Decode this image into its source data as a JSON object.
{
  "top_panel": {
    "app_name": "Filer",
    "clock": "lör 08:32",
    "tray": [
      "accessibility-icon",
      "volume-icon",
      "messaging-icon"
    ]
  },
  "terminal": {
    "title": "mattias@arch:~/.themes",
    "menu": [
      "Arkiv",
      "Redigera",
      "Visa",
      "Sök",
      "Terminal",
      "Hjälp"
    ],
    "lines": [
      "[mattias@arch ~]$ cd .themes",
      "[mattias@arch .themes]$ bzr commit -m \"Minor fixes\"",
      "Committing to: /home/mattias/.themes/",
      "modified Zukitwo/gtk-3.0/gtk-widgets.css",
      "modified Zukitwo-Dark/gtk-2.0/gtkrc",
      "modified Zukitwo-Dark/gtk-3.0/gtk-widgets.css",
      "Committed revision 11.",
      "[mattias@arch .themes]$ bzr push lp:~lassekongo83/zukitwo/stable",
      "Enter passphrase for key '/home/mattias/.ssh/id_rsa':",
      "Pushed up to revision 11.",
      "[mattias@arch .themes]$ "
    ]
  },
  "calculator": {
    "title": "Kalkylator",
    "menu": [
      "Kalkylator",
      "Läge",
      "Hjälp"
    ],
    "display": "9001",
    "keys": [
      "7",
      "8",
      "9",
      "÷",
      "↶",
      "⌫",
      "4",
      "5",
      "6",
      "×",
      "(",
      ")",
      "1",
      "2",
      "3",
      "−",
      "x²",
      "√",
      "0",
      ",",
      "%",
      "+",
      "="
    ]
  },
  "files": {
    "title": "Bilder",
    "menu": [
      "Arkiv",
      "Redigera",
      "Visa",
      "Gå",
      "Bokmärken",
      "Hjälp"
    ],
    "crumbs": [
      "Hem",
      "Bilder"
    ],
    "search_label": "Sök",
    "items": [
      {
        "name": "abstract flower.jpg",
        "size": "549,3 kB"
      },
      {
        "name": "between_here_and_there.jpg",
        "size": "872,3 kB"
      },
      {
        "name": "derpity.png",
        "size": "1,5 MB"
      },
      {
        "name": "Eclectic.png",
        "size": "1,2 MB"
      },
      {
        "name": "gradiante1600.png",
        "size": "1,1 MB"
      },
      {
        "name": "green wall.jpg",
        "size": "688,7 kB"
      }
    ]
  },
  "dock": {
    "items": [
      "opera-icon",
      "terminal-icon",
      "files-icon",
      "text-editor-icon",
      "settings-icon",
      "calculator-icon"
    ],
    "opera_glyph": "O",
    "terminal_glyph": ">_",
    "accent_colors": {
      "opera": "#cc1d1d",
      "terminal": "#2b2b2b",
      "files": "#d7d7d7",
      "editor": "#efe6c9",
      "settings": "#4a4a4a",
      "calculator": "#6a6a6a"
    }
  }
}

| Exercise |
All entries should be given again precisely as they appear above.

| Your solution |
Decode this image into its source data as a JSON object.
{
  "top_panel": {
    "app_name": "Filer",
    "clock": "lör 08:32",
    "tray": [
      "accessibility-icon",
      "volume-icon",
      "messaging-icon"
    ]
  },
  "terminal": {
    "title": "mattias@arch:~/.themes",
    "menu": [
      "Arkiv",
      "Redigera",
      "Visa",
      "Sök",
      "Terminal",
      "Hjälp"
    ],
    "lines": [
      "[mattias@arch ~]$ cd .themes",
      "[mattias@arch .themes]$ bzr commit -m \"Minor fixes\"",
      "Committing to: /home/mattias/.themes/",
      "modified Zukitwo/gtk-3.0/gtk-widgets.css",
      "modified Zukitwo-Dark/gtk-2.0/gtkrc",
      "modified Zukitwo-Dark/gtk-3.0/gtk-widgets.css",
      "Committed revision 11.",
      "[mattias@arch .themes]$ bzr push lp:~lassekongo83/zukitwo/stable",
      "Enter passphrase for key '/home/mattias/.ssh/id_rsa':",
      "Pushed up to revision 11.",
      "[mattias@arch .themes]$ "
    ]
  },
  "calculator": {
    "title": "Kalkylator",
    "menu": [
      "Kalkylator",
      "Läge",
      "Hjälp"
    ],
    "display": "9001",
    "keys": [
      "7",
      "8",
      "9",
      "÷",
      "↶",
      "⌫",
      "4",
      "5",
      "6",
      "×",
      "(",
      ")",
      "1",
      "2",
      "3",
      "−",
      "x²",
      "√",
      "0",
      ",",
      "%",
      "+",
      "="
    ]
  },
  "files": {
    "title": "Bilder",
    "menu": [
      "Arkiv",
      "Redigera",
      "Visa",
      "Gå",
      "Bokmärken",
      "Hjälp"
    ],
    "crumbs": [
      "Hem",
      "Bilder"
    ],
    "search_label": "Sök",
    "items": [
      {
        "name": "abstract flower.jpg",
        "size": "549,3 kB"
      },
      {
        "name": "between_here_and_there.jpg",
        "size": "872,3 kB"
      },
      {
        "name": "derpity.png",
        "size": "1,5 MB"
      },
      {
        "name": "Eclectic.png",
        "size": "1,2 MB"
      },
      {
        "name": "gradiante1600.png",
        "size": "1,1 MB"
      },
      {
        "name": "green wall.jpg",
        "size": "688,7 kB"
      }
    ]
  },
  "dock": {
    "items": [
      "opera-icon",
      "terminal-icon",
      "files-icon",
      "text-editor-icon",
      "settings-icon",
      "calculator-icon"
    ],
    "opera_glyph": "O",
    "terminal_glyph": ">_",
    "accent_colors": {
      "opera": "#cc1d1d",
      "terminal": "#2b2b2b",
      "files": "#d7d7d7",
      "editor": "#efe6c9",
      "settings": "#4a4a4a",
      "calculator": "#6a6a6a"
    }
  }
}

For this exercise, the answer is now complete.